Jessica Coleman knows what it feels like to be alone. When she was in high school, she found out she was pregnant. The Marion teen was afraid to tell anyone – not her mother and not her twin sister. She isolated herself. “I was depressed and sad,” she said. “I felt shame. I expected better of myself.”
When Jessica finally shared the news, she realized her family was happy to welcome a new addition. Her cousin encouraged her, saying, “You’re not the first person to become pregnant and you won’t be the last.” Jessica said that was the spark of connection she needed. “That made me feel like I wasn’t alone,” Coleman stated.
While Jessica had support, it was not easy to juggle work, parenthood, and classes. Jessica graduated from Harding High School and attempted a four-year college, but it was overwhelming.
Jessica didn’t give up on her goals, despite the setback. She came to Marion Technical College and found her niche in the Human and Social Services program.
Life threw more curve balls. Jessica cared for her mother during a serious illness. Before her mother passed away last June, she learned that Jessica was on track to graduate.
“She was really happy that I was graduating!” Jessica remembers. MTC gave her the encouragement she needed to keep going. The class of 2018 graduated the day before Mother’s Day this year.
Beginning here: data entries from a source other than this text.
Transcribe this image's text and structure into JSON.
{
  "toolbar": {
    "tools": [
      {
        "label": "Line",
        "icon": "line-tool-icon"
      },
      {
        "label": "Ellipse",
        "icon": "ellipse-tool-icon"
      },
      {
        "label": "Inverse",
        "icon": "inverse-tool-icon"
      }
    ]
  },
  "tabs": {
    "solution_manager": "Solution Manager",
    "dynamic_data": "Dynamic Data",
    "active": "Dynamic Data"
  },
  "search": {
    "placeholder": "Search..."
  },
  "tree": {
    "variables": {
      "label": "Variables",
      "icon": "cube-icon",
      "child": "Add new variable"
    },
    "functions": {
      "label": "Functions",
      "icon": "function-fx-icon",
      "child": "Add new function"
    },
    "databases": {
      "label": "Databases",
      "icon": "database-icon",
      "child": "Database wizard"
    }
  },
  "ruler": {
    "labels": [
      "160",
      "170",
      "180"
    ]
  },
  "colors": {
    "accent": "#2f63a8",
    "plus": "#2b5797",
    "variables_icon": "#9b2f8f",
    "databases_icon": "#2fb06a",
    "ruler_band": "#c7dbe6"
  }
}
“I grew up at MTC. I’ve been here for seven years. I did a lot of learning here at MTC!” Jessica shared. “Professor Sam Wolfe told us early on that you have to make college a priority you work your life around, and not fit college into your life.”
An internship though MTC gave her an opportunity to turn her an idea for a mentoring program for girls into a reality. Her Leading Ladies program at Harding High School serves 56 girls. The program includes life skills, inspiring speakers, volunteer opportunities, and planning for college or a career after graduation.
“I never want anyone to feel as lonely as I felt, in any circumstance,” Coleman said.
The group encourages the members to support each other and mentor younger students. Eventually, Jessica would like to expand it to include elementary school girls.
“We’re more receptive to listen when someone has just gone through what we are going through,” Coleman said.
The mentoring group encourages girls to find a healthy way to deal with stress.
“We had a balloon activity where we each wrote our stressors on a balloon. We saw our similarities. We learned that others may have stresses you didn’t know about,” Jessica described. “We talked about asking others for help when it feels overwhelming. You have a whole circle of support.”
Jessica also invited Shawnta Dyer, a Harding graduate playing professional basketball in Switzerland, to talk via video chat about how she’s living her dream, and how critical support was to achieving her dream. Dyer is not the only one.
“I’m already doing my dream job,” Jessica shared.